Data about app and page elements:
————

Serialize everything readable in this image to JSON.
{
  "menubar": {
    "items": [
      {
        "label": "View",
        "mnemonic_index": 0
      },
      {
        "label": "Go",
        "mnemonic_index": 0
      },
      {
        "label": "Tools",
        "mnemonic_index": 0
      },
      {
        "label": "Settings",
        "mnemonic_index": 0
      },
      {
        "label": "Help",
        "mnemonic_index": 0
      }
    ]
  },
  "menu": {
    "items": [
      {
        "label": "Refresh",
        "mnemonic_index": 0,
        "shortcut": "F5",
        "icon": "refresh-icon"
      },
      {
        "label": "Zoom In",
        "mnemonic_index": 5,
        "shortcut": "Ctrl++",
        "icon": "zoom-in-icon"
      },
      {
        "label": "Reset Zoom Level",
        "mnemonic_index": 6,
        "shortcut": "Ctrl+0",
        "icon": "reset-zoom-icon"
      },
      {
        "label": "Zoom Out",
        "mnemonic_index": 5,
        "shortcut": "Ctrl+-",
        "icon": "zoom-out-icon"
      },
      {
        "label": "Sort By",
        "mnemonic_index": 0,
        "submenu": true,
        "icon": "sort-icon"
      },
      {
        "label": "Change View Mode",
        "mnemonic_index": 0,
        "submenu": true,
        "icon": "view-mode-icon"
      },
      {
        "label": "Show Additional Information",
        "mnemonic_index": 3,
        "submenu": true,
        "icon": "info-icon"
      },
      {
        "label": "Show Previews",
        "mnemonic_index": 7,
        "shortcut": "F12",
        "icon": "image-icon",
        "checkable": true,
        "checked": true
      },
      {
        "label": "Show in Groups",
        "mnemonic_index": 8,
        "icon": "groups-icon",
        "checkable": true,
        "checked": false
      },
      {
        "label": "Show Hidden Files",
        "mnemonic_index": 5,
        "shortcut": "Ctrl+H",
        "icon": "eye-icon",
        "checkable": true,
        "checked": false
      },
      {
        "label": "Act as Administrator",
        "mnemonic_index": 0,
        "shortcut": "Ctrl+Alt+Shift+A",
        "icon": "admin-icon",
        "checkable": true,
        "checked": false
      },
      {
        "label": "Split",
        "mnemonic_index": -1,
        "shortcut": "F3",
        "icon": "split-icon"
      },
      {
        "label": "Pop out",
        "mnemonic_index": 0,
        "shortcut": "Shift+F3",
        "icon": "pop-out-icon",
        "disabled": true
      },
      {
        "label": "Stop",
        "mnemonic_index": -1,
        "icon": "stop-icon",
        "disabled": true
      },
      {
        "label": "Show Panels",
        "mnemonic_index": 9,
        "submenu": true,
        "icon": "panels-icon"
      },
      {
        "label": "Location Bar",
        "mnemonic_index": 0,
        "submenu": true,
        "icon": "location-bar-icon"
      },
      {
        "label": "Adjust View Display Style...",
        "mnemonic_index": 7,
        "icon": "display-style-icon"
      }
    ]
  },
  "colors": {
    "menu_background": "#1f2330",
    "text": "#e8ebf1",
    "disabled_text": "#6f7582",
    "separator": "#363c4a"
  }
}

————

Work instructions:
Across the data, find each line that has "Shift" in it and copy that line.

Task answer:
        "shortcut": "Ctrl+Alt+Shift+A",
        "shortcut": "Shift+F3",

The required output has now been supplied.